This case was litigated in England in 1868. In the case, the defendant was a mill owner who constructed a reservoir to provide water for the mill. The plaintiff was a coal mine owner.
When the reservoir was dug, it came in contact with some old mine shafts. The defendant thought they were harmless because they were filled with soil. But the reservoir broke through the soil and flooded the mine.
The judge ruled that the defendant was liable for damages. This was because of a concept known as "strict liability." It states that if you have something on your property that can cause harm if it gets out, you are responsible for what happens if it does get out. The only exceptions are if the plaintiff or an "act of God" caused the thing to get off your property.

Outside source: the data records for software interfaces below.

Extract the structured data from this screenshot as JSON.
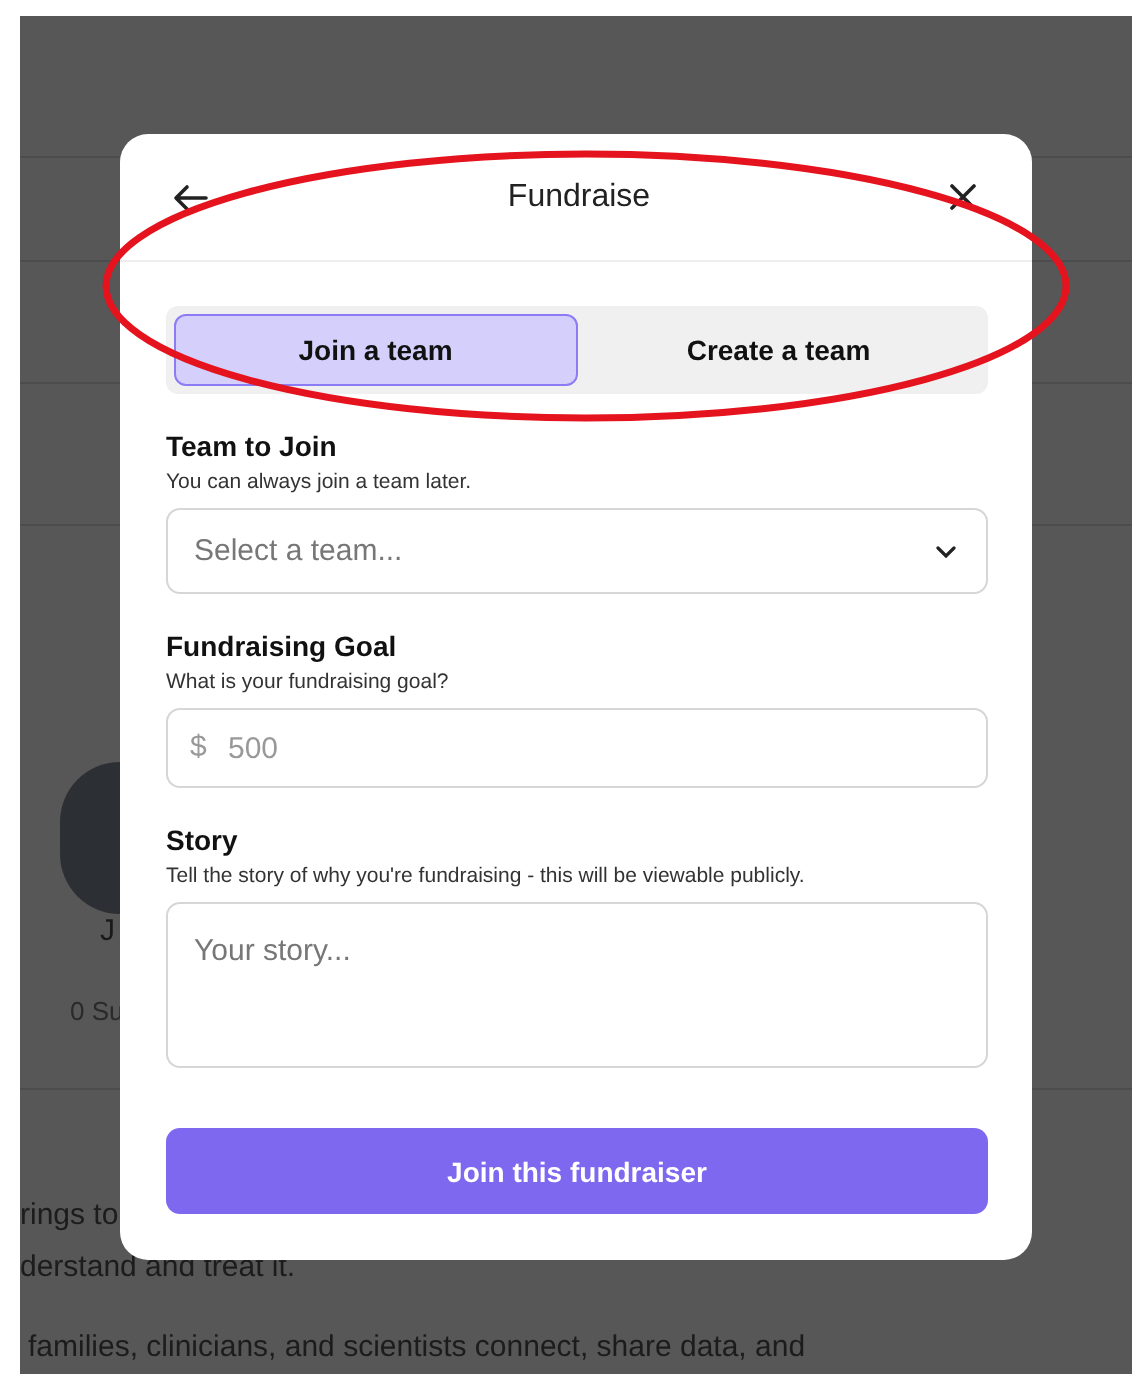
{
  "background_page": {
    "name_fragment": "J",
    "supporters_fragment": "0 Su",
    "paragraph_lines": [
      "rings to",
      "derstand and treat it.",
      "families, clinicians, and scientists connect, share data, and"
    ]
  },
  "modal": {
    "title": "Fundraise",
    "tabs": [
      {
        "label": "Join a team",
        "selected": true
      },
      {
        "label": "Create a team",
        "selected": false
      }
    ],
    "fields": [
      {
        "kind": "select",
        "label": "Team to Join",
        "hint": "You can always join a team later.",
        "placeholder": "Select a team..."
      },
      {
        "kind": "money",
        "label": "Fundraising Goal",
        "hint": "What is your fundraising goal?",
        "prefix": "$",
        "placeholder": "500"
      },
      {
        "kind": "textarea",
        "label": "Story",
        "hint": "Tell the story of why you're fundraising - this will be viewable publicly.",
        "placeholder": "Your story..."
      }
    ],
    "submit_button": "Join this fundraiser"
  }
}
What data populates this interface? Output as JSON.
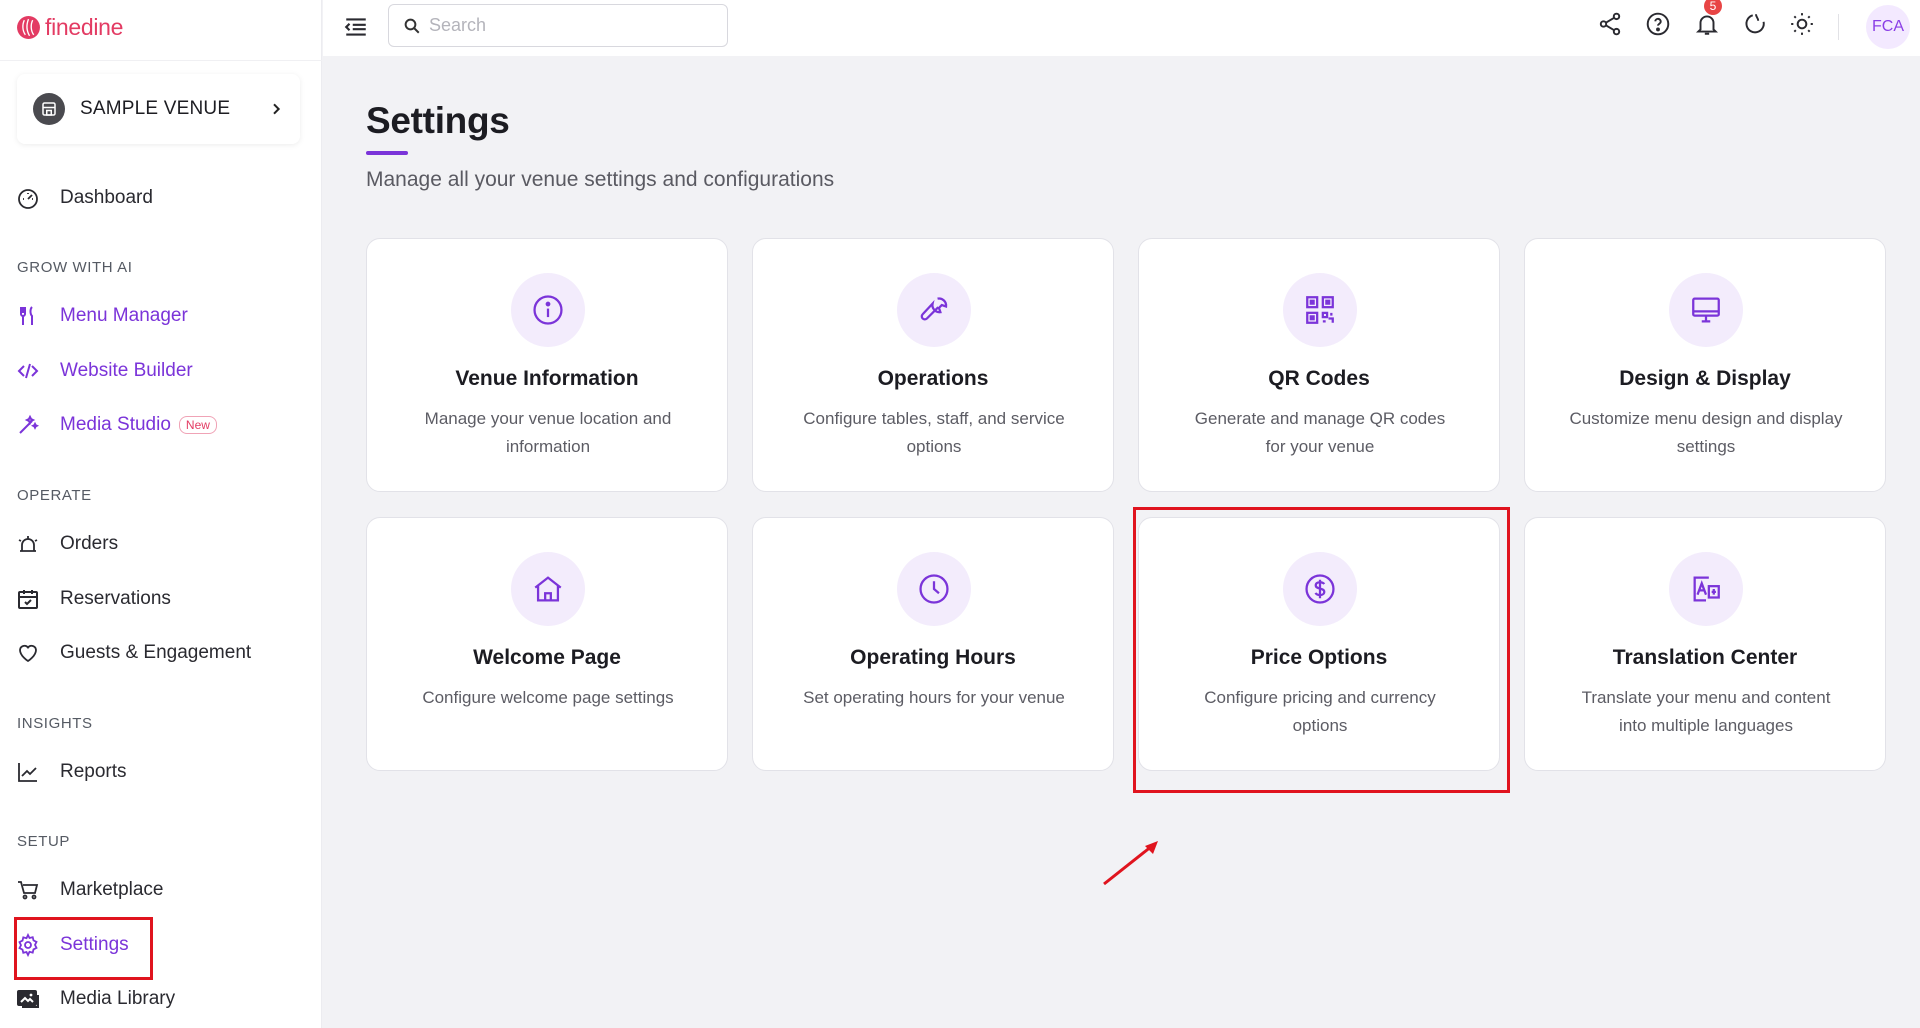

The case is important because it established the idea of strict liability.